Born at the Castle of Cador, in Friuli, in 1576; died aged 99. . . . The dead Christ is in its foreshortening worthy of Correggio, and partakes in outline of Michael Angelo. The action of St. John is fully expressive of love and veneration, the hands folded on the breast of Joseph of Arimathea, are finely expressive. All is modesty, solemn repose, and placid harmony. The heads on the right of the picture are portraits of Titian, his wife and his daughter. Every attempt to do justice to this artist is derogatory to the character we would exalt. The great observer of truth, and the familiar friend of nature, gifted with a peculiarly sound judgment, tranquil, penetrative, and decidedly studious of what was true, rather than what was novel and specious, . . . In the number of his figures he is inclined to be moderate, and . . . in colour he is inimitable. No contrasts are to be met with in his compositions that betray a studied effect; no violent action that is not called for by the incident of the story. . . . Affluent and well received at the courts of Rome, Vienna, and Madrid; vigorous in energy and the practice of his pencil to the last, he fell a victim to the plague within a year of completing a century. (On canvass--3 ft. 3 in. by 4 ft. 3 in.) [P. 10.]
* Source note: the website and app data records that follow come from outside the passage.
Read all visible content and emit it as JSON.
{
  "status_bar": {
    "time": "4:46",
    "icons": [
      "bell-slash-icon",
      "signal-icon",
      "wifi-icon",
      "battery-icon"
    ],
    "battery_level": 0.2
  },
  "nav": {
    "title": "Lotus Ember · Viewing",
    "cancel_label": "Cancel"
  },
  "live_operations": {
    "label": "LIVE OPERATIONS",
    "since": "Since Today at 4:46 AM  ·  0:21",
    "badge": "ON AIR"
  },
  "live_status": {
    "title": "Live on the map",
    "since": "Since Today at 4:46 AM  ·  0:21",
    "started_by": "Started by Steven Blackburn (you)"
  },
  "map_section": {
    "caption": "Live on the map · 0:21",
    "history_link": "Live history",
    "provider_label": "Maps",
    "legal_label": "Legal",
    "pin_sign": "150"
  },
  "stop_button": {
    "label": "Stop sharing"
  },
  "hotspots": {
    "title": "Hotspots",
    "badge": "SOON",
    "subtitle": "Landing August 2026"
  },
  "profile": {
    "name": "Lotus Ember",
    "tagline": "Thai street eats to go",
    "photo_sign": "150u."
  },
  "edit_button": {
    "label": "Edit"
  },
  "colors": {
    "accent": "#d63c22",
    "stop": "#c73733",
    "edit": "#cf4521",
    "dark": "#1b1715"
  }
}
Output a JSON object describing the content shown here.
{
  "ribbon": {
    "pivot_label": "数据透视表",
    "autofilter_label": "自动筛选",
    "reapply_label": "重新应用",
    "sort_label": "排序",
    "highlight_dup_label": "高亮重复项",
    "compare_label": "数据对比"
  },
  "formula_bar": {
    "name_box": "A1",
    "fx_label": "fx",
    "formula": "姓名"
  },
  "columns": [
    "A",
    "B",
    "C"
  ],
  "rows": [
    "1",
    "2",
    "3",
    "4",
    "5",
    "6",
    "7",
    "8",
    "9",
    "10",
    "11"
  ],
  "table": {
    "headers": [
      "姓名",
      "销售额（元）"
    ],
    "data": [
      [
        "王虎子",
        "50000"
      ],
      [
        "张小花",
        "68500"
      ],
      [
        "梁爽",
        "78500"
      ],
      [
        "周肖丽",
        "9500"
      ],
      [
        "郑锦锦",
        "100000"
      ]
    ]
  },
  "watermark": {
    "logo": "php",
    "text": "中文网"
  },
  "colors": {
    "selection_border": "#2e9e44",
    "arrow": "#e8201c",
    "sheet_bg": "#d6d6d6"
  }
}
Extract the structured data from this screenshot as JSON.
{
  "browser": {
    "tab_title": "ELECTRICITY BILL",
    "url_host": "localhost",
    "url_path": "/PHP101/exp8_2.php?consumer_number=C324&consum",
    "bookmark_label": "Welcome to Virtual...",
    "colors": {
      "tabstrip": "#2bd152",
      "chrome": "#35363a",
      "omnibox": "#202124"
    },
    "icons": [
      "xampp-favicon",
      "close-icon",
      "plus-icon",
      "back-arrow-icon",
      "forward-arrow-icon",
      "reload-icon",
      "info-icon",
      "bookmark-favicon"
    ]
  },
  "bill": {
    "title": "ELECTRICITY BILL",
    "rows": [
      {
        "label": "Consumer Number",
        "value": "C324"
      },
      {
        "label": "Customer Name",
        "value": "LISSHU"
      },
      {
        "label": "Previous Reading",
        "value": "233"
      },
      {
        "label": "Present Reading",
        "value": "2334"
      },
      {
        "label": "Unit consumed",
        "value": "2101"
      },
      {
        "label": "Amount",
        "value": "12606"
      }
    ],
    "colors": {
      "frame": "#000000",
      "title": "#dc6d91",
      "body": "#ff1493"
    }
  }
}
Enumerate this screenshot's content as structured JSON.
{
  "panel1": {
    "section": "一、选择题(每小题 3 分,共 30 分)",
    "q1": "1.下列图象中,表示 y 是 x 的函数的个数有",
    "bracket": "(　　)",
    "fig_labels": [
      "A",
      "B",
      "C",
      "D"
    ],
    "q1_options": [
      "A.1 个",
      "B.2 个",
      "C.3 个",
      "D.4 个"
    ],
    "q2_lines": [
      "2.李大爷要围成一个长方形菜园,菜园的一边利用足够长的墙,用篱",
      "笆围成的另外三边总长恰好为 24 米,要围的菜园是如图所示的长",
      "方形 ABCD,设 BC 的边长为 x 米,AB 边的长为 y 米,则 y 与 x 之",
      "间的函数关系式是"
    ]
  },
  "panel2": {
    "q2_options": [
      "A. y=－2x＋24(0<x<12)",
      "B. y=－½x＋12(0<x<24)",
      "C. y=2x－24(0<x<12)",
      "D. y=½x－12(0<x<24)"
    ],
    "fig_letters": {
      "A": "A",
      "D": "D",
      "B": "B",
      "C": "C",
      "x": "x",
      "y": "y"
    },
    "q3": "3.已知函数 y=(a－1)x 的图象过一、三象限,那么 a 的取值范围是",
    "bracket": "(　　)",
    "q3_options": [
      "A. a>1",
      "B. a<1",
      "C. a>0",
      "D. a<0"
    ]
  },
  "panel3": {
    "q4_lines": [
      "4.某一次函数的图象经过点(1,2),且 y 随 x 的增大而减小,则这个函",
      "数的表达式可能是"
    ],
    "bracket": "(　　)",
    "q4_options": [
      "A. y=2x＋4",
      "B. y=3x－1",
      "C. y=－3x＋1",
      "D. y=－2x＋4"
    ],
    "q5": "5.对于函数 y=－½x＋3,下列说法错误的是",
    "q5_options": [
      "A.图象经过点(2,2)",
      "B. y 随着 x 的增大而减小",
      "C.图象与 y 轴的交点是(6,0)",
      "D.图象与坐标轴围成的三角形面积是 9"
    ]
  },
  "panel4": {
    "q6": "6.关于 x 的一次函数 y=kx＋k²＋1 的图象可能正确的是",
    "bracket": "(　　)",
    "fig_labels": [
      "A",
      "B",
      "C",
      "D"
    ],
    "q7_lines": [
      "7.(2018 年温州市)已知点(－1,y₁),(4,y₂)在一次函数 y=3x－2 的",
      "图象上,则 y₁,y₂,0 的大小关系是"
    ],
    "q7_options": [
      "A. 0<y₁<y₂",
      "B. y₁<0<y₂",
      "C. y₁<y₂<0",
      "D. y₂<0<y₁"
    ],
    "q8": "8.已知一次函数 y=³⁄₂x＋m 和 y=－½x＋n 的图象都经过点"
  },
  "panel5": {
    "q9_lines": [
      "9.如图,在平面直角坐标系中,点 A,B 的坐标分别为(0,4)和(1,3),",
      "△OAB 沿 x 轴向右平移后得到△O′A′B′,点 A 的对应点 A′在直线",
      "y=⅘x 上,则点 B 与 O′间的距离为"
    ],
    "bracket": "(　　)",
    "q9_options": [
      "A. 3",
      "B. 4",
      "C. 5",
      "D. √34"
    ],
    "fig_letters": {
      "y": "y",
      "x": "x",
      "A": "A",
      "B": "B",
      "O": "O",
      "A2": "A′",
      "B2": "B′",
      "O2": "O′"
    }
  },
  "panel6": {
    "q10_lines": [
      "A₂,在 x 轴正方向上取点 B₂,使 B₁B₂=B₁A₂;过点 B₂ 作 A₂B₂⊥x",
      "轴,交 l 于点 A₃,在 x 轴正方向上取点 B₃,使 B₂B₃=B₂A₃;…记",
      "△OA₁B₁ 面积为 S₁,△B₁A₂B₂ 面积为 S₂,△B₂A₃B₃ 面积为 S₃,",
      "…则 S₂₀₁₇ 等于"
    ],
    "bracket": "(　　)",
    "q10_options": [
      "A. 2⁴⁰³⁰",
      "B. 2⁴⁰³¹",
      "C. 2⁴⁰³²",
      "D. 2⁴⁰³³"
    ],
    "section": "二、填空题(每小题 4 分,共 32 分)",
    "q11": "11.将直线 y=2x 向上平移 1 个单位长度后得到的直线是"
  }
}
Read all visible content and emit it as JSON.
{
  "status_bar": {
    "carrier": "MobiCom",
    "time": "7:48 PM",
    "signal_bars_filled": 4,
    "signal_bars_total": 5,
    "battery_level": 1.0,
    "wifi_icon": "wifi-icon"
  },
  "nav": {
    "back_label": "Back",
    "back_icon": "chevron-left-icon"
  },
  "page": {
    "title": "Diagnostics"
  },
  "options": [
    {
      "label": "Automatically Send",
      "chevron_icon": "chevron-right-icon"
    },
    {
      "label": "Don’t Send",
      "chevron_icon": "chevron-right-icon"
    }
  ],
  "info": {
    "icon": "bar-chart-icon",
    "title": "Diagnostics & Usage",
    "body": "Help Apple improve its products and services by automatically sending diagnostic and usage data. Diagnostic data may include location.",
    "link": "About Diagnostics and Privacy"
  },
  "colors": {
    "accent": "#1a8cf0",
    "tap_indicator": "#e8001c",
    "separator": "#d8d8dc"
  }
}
Catalogue of Paintings, by the Great Masters, including Specimens of the First Class, of the Italian, Venetian, Spanish, Flemish, Dutch, French, and English Schools. It penetrates the inward recesses of the soul--even surpassing the power and force of eloquence.--Quintillian on the Art of Painting. Boston: Press of John H. Eastburn.